Your assignment
Keep every line in which "Used" occurs and drop the rest of the data.

Data items

────────────────────────────────────────

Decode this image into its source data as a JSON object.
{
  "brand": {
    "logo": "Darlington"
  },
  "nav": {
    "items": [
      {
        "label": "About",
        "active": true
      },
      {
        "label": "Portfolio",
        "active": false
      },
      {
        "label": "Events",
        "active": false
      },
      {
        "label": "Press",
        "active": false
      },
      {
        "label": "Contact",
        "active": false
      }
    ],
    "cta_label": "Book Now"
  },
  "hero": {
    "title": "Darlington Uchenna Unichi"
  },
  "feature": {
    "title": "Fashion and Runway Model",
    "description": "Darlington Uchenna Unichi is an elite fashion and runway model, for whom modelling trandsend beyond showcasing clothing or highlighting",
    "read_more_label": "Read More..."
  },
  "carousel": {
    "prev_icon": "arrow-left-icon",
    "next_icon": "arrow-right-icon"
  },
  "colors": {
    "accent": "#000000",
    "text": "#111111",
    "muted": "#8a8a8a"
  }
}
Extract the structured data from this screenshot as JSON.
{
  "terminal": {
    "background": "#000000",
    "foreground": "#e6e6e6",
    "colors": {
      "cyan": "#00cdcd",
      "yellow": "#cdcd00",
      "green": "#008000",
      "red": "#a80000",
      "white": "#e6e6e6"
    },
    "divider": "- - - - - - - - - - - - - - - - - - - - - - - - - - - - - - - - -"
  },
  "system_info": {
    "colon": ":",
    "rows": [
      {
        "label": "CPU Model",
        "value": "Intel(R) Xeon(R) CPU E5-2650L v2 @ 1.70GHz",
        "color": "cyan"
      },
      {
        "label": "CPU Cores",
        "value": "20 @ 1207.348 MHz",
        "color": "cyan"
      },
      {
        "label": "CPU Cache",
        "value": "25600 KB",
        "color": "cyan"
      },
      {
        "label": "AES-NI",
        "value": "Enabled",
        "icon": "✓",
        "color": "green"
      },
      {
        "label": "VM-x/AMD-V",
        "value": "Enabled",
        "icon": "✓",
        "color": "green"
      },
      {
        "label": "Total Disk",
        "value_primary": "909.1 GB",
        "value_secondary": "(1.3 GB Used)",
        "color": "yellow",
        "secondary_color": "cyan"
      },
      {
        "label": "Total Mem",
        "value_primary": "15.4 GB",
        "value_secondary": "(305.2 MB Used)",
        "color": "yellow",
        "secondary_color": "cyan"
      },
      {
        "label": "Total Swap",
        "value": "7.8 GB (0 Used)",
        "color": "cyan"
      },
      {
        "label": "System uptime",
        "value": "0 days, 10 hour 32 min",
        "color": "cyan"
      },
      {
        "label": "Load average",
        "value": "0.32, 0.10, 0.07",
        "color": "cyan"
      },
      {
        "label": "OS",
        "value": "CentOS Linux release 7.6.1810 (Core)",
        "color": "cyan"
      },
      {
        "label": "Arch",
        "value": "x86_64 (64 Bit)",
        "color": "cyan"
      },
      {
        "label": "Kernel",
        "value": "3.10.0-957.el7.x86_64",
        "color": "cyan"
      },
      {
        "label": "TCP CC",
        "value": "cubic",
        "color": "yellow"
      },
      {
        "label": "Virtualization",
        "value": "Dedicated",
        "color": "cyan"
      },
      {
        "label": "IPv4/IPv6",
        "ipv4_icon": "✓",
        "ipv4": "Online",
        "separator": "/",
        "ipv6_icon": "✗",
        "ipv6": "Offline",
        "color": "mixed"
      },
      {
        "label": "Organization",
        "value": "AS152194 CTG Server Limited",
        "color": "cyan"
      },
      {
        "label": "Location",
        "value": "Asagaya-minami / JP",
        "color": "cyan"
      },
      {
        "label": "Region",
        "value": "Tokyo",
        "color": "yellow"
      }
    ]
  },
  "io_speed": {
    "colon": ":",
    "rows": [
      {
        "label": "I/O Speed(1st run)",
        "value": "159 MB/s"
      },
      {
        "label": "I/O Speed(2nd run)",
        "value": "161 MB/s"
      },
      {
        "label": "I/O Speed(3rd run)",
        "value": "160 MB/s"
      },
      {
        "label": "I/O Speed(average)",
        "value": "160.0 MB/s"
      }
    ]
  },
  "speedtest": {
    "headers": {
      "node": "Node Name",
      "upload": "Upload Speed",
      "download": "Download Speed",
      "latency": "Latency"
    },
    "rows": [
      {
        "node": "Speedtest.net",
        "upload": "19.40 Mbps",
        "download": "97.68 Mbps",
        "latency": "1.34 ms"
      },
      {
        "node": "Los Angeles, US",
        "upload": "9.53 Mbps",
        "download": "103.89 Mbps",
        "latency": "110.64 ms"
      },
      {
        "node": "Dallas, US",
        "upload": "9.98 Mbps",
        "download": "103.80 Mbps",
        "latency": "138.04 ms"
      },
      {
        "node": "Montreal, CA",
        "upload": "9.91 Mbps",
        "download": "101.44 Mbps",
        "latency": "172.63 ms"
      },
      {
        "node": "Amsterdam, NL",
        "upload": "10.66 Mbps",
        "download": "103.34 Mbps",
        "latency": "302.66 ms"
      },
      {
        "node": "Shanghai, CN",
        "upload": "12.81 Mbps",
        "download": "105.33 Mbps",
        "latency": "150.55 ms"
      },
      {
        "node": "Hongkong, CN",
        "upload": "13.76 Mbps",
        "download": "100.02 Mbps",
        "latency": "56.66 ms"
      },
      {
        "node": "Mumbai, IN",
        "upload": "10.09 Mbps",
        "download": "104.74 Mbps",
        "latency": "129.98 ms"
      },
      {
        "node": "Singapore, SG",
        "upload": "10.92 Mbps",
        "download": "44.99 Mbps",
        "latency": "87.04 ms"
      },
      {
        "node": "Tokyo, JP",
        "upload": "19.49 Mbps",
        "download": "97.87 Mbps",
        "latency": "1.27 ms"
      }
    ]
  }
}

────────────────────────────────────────

Response to the task
        "value_secondary": "(1.3 GB Used)",
        "value_secondary": "(305.2 MB Used)",
        "value": "7.8 GB (0 Used)",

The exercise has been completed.